The prevailing narrative of human history, given to us as children and reinforced constantly through our culture, is the plot of progress. As the narrative goes, we progressed from tyranny to freedom, from superstition to science, from poverty to wealth, from darkness to enlightenment. This is modernity’s origin myth. Out of it, a consensus has emerged: part of human progress is the overcoming of religion, in particular Christianity, and that the world itself is fundamentally secular.
In The Two Cities: A History of Christian Politics, Andrew Willard Jones rewrites the political history of the West with a new plot, a plot in which Christianity is true, in which human history is Church history.
The Two Cities moves through the rise and fall of empires; cycles of corruption and reform; the rise and fall of Christendom; the emergence of new political forms, such as the modern state, and new political ideologies, such as liberalism and socialism; through the horrible destruction of modern warfare; and on to the plight of contemporary Christians. These movements of history are all considered in light of their orientation toward or away from God.
The Two Cities advances a theory of Christian politics that is both an explanation of secular politics and a proposal for Christians seeking to navigate today’s most urgent political questions.
Andrew Willard Jones is the Director of Catholic Studies at Franciscan University of Steubenville. He is the author of Before Church and State: A Study of Social Order in the Sacramental Kingdom of St. Louis IX and a founding editor of the journal New Polity.
Editor, First Things
D. C. Schindler
Professor of Metaphysics and Anthropology,
John Paul II Institute for Studies on Marriage and Family
Associate Professor of Theology
Director of the Graduate Theology Online Program
Franciscan University of Steubenville
Sander Malmin –
Jones gives a comprehensive and comprehensible account of Church history.
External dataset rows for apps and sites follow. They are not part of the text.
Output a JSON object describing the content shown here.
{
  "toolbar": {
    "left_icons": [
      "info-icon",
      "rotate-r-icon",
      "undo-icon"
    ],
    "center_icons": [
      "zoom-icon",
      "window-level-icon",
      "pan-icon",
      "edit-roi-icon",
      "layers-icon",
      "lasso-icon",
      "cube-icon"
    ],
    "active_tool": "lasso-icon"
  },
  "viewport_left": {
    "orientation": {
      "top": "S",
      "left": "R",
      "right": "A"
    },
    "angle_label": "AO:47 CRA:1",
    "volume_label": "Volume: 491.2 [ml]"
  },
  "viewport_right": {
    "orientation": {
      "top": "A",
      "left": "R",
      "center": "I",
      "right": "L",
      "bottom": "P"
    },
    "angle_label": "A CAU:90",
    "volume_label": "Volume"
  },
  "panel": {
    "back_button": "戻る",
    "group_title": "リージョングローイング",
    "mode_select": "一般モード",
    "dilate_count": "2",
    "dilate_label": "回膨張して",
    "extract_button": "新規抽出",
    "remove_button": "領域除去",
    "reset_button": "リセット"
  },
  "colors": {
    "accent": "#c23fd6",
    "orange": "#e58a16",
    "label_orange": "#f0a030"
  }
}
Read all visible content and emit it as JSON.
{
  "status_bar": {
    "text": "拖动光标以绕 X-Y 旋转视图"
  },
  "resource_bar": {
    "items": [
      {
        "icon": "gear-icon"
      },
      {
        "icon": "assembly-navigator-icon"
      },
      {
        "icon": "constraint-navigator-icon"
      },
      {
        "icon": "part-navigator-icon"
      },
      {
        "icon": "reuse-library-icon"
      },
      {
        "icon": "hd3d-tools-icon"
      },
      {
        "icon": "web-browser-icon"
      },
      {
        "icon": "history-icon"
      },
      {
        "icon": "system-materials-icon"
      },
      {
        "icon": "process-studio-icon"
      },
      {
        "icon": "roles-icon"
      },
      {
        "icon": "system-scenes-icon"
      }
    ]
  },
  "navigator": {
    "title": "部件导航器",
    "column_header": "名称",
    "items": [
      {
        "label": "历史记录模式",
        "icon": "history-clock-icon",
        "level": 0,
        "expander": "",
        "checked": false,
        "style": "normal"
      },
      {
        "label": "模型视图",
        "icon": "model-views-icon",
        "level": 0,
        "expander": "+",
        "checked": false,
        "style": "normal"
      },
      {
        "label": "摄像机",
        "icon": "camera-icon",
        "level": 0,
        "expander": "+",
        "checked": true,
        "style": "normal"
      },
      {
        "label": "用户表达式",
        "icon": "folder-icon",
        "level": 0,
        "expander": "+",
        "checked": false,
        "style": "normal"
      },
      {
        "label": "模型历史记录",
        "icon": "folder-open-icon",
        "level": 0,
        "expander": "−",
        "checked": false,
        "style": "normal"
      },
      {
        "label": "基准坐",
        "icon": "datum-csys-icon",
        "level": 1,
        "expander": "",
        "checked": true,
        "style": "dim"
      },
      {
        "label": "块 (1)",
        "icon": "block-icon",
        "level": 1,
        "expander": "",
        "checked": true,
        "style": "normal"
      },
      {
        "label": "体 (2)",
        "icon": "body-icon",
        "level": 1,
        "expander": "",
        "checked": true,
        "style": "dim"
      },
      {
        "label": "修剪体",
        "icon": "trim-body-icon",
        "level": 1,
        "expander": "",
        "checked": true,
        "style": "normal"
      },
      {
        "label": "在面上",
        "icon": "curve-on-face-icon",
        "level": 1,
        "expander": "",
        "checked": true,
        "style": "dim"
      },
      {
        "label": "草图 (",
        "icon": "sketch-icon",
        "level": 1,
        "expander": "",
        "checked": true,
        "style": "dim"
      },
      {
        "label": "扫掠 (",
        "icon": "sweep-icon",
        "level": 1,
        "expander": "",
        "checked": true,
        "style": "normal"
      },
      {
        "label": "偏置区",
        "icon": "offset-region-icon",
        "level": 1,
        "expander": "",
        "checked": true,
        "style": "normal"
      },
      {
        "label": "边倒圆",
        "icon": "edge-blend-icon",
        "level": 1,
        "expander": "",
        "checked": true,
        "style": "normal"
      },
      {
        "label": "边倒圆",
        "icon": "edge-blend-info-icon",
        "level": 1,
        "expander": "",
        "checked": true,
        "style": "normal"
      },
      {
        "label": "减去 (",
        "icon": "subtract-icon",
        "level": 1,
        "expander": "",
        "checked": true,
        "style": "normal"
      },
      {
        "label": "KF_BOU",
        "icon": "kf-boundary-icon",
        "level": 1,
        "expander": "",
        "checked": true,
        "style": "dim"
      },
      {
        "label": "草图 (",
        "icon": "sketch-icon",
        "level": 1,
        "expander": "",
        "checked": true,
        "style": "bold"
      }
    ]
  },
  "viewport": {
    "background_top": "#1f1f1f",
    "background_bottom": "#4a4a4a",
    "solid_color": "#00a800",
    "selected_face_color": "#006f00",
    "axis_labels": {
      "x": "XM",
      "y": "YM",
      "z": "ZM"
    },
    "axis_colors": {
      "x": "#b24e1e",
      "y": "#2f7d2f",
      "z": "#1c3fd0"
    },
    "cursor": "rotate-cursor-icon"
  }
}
It starts with Adam and Eve and ends in the possible future neopagan digital technocracy, and includes theological development throughout. He also shows us how the patterns of Scripture follows all the way to contemporary times. At the end reveals the fragility of postmodernity, and how we can exploit it.
This book is great, definitely worth a re-read later on.